October 17, 2006
Killing the Eco-Friendly Way
Of course, we all must do what we can to help the environment. Some of us recycle; others build weapons that kill people in an eco-friendly manner. See, if we all work together, we can make this planet a better place.
And just think of the benefits. Get hit by a reduced-smoke grenade, and you have a much smaller chance of dying from emphysema in twenty years. With lead-free bullets, no longer will people shot to death by a bullet have to worry about dying a second time from lead poisoning. The company is even building reduced-toxin rockets, which is great because I love the smell of "reduced-toxin" Napalm in the morning. If these weapons are friends to the environment, I wonder what the enemies of the environment look like.
That's not all. There are quieter warheads too, a convenient new way for the military to get around those pesky noise ordinances. It's nice to see that the military may be learning lessons from the mob, which has been using silencers on their weapons for years. Having quieter weapons is great for everyone, well, except for CNN and Fox News, because frankly environmentally friendly weapons sound like they'll be bad for ratings. Less bang for the buck may mean less buck for the bang.
According to The Times, "there have even been experiments to see if explosives can be turned into manure." I think I liked it better when they were just making guns, though it wouldn't be the first time government money turned something into manure.

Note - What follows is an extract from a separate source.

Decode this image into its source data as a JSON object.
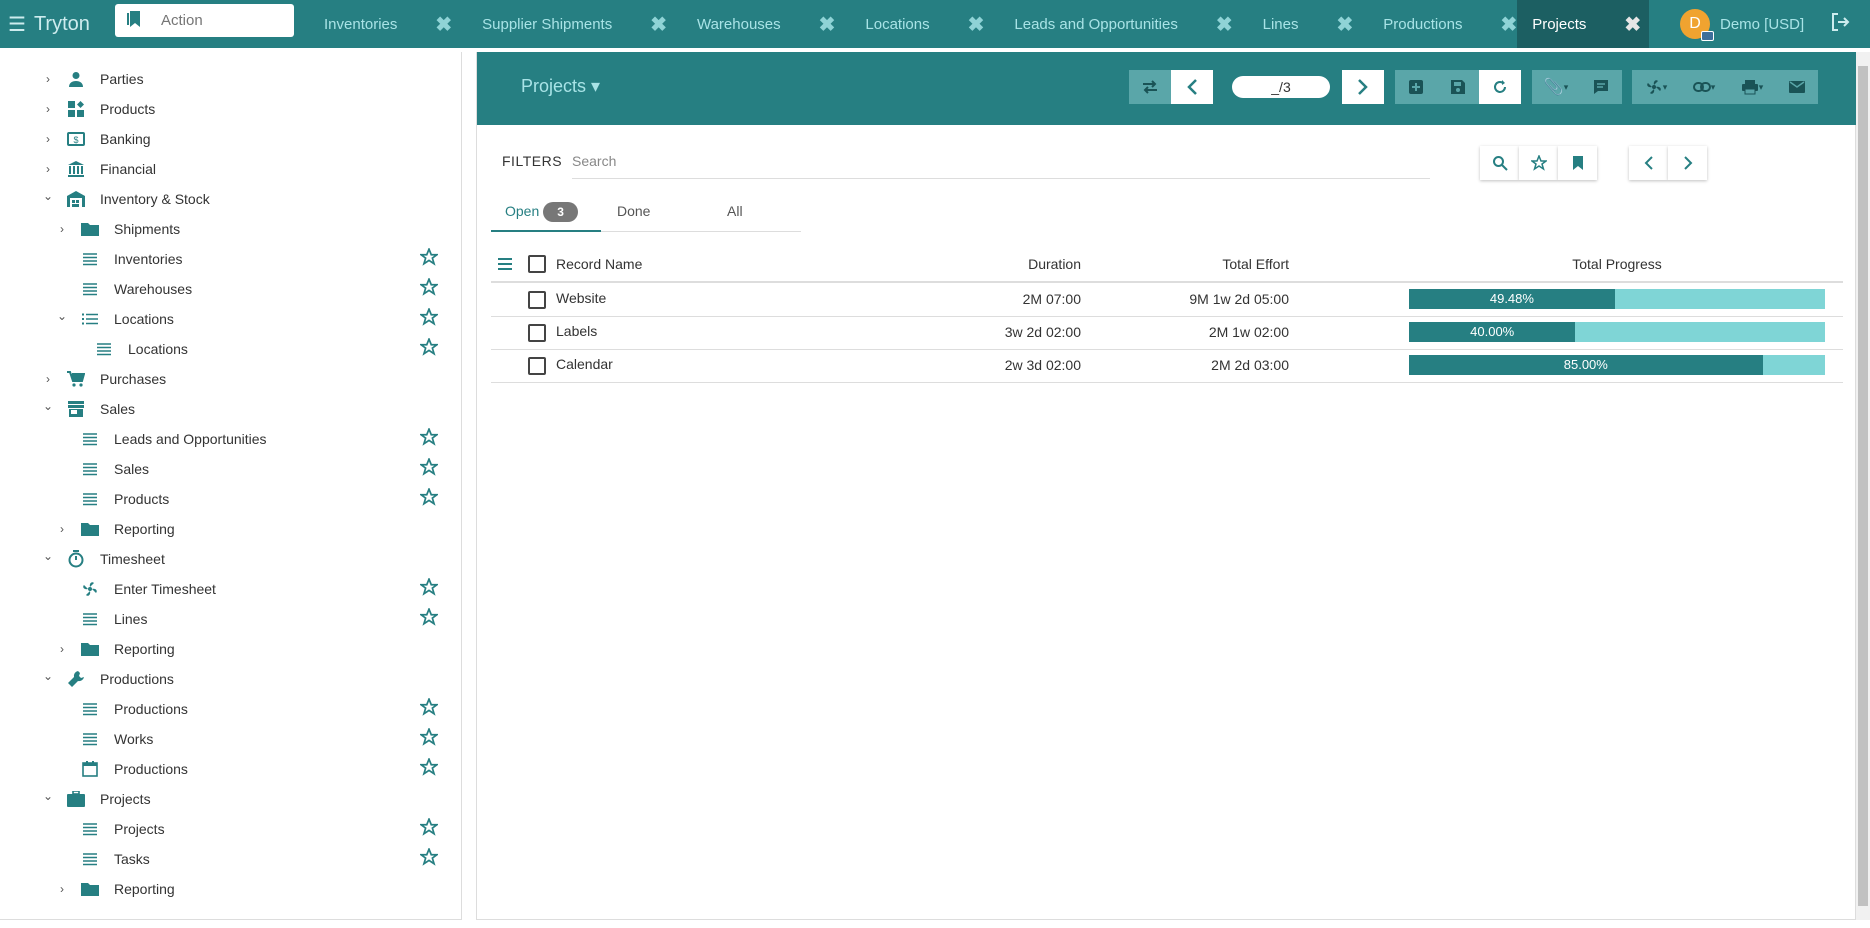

Our friends at BAE Systems are also working to build armored vehicles with lower carbon emissions and hybrid engines. Al Gore must be so proud. With inventions like this, we won't have to worry about coastal cities being flooded in 2050 because of global warming. That's great news for coastal cities, unless the armored vehicles are headed for the coastal cities, in which case they might want to duck.
And while we're on the subject of armored vehicles, I always hate it when their drivers idle their engines during an attack for no good reason. Can someone do something about that, because it's really annoying? I'm also worried about people getting sunburn from nuclear explosions, but I'm sure BAE has someone working on that problem too.
Granted, it must be difficult for a company like this to suddenly start thinking of the environment. In the words of one great philosopher, it's not easy being green. I suppose we could just be grateful that they are thinking of the environment at all, or perhaps more accurately that they are appearing to think of the environment.
Still, if our governments are going to use weapons to kill people, the weapons might as well be environmentally friendly. At least, that's the argument Dr. Debbie Allen of BAE Systems makes. As she tells The Times, "Weapons are going to be used and when they are, we try to make them as safe for the user as possible, to limit the collateral damage and to impact as little as possible on the environment." I mention Dr. Allen, primarily because her title is Director of Corporate Social Responsibility. What a great title to have when you work for a company that sells over $25 billion of weapons a year!
In the understatement of the decade, BAE Systems also explains the reason for creating lead-free bullets. As they say, "lead used in ammunition can harm the environment and pose a risk to people." Well, yeah, and if you used high-cholesterol bullets, I guess that would pose a risk to people too. Still, thank God someone out there is trying to build safer bullets. After all, guns don't kill people. Leaded bullets do.
©2006 Joe Lavin